Don’t worry internet, I’m not going to tell you to grow the f— up.
Instead, I’ve chosen to focus on an increasing trend in today’s comic market: double shipping of monthly books. Embraced by Marvel after they saw success moving Amazing Spider-Man to bi-weekly, the practice of shipping multiple issues of a monthly series in a single month has become their go-to cash grab in recent months. Last month Marvel double shipped more than 20 of their monthly titles. Filtering out fringe series – like Powers – that represents somewhere in the vicinity of two thirds of their line. That’s staggering.
The debate around this topic has always interested me, though I must admit, I haven’t seen much in the way of debate. I’ve seen few, if any, advocates for the double shipping approach, and those voices have been far outweighed by the outraged consumers who point to this practice as one of the more damaging activities in today’s comic market. For many, double shipping monthly issues seems to be a sure fire way to overwhelm the market and drive customers from their local shops.
So, let’s take a look at the numbers.
For research purposes, I’ve chosen two series that Marvel has been using the double shipping approach on for slightly more than a year now, Avengers Academy and Thunderbolts. Beyond the length of time they’ve been double shipping, I’m also interested in these titles because they are continually in the lower tier of Marvel’s sales numbers, and I’d like to see what impact the double shipping has made there.
For Avengers Academy, I focused on the entire 30 issue run, beginning in June 2010. Marvel first chose to double ship this title in March 2011, and in total it has double shipped seven times. Let’s take a look at the sales performance:
As you can see above, after a steady decline for issues 1 through 9, the series leveled off between 20,000 to 25,000 units sold, according to the fine folks at Comichron.com. I’ve marked on the graph where you can see a slight volume spike for the Fear Itself crossover, beginning with issue 15, as well as a rather impressive jump for the Avengers vs X-Men crossover issues.
Side note: out of curiosity, I compared the drop experienced between issue 1 and issue 9 with the New 52 relaunch of Justice League. The gray line I’ve added to the chart below represents the reader retention for Justice League over it’s first nine issues (adjusted for volume):
Assuming DC’s flagship title is a decent baseline for the expectations of reader retention over a title’s first year, Avengers Academy faired pretty well. Obviously, the number of copies sold is far below the performance of Justice League, but of the audience that was initially interested in the two books, the same percentage have stuck with them through their ninth issues.

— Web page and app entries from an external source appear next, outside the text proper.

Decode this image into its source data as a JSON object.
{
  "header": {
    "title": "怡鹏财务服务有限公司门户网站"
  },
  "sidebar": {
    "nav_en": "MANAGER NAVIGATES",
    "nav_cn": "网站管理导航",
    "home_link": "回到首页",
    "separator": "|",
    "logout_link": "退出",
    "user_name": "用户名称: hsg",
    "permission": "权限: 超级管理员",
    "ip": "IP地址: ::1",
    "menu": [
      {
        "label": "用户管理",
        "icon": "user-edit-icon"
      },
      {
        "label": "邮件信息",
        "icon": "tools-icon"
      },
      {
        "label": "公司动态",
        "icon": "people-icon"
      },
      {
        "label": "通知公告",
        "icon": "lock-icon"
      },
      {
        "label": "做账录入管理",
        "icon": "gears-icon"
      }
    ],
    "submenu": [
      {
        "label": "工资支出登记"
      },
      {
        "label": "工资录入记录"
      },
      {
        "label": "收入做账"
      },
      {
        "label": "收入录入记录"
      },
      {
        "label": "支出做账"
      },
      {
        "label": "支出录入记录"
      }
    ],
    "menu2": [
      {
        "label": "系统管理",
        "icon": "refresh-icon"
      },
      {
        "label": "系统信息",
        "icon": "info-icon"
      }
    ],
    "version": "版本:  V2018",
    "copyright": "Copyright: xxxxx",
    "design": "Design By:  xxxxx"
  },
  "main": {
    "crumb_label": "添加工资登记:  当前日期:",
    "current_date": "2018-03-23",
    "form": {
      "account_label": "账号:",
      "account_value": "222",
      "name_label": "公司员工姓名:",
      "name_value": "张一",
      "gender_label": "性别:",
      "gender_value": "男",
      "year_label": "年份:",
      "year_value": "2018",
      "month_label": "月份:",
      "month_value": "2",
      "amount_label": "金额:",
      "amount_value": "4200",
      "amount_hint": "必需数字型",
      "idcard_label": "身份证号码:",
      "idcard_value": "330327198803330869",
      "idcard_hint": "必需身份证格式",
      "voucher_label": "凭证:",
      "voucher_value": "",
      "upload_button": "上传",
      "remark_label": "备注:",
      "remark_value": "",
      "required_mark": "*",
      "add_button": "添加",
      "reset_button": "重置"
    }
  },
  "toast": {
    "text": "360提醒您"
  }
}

Anyways, back to the point at hand. Take another look at the trend in the sales of Avengers Academy since the title began double shipping with issue 10. Excluding the spike for the Fear Itself crossover, they’ve remained fairly steady. In fact, in comparing the sales for issue 28 with issue 10, Avengers Academy has retained approximately 94% of its readership. Despite the move to double shipping, it appears readers have stuck with this title.
Delving deeper, let’s next take a look at the benefit Marvel received by double shipping. Over the course of the 15 months since the double shipping began, Marvel has sold around 527,000 copies of Avengers Academy. If you break out the number of sales for the second book released in any of those months, it represents just over 171,000 copies. That means, without double shipping this title, Marvel could have expected to sell somewhere around 355,000 copies. For a title selling in the range of Avengers Academy, this is almost certainly the difference between continuing to be published and cancellation.
Now, granted, the money for these additional copies of Avengers Academy is coming from somewhere, and unless most readers are cutting back on food or electricity, it’s almost certainly coming at the expense of another title they were buying. But, for Marvel, the gamble is that the title you’re now leaving behind in favor of additional issues of Avengers Academy is a non-Marvel book.
Considering the rather high retention rate for Avengers Academy, and the additional volume sold using the double shipping approach, I’m going to consider this title a check in the win column for Marvel. Let’s see if that holds true for the Thunderbolts.
For Thunderbolts, I went back to issue 144, which came out the month prior to the first issue of Avengers Academy, and kicked off the Heroic Age of the Thunderbolts by placing Luke Cage in charge of the program. Like Avengers Academy, the title was also double shipped seven times over the last fifteen months, and also saw a slight spike in volumes whenever it was included in a major crossover.
However, when looking at the same statistics for Thunderbolts, the numbers tell a different story. As of the most recent issue, 173, the title has retained only 74% of its readers since Marvel began double shipping it with issue 154. That’s a fairly steep drop, especially when compared to the 94% retention rate of Avengers Academy. While correlation does not imply causation, it does raise questions around whether the practice of double shipping drove readers away from the title. With the impending change to Dark Avengers with issue 175, it will be interesting to see if readers re-engage with the title or if Thunderbolts has reached the end of its run.
And so, PoP!ulation, it seems that the impact of double shipping will vary on a case by case basis. What are your thoughts on the matter? Have you dropped a series over the decision to double ship? Have you dropped a DIFFERENT series to continue to buy one that is regularly double shipping? Let your voice be heard in the comments below!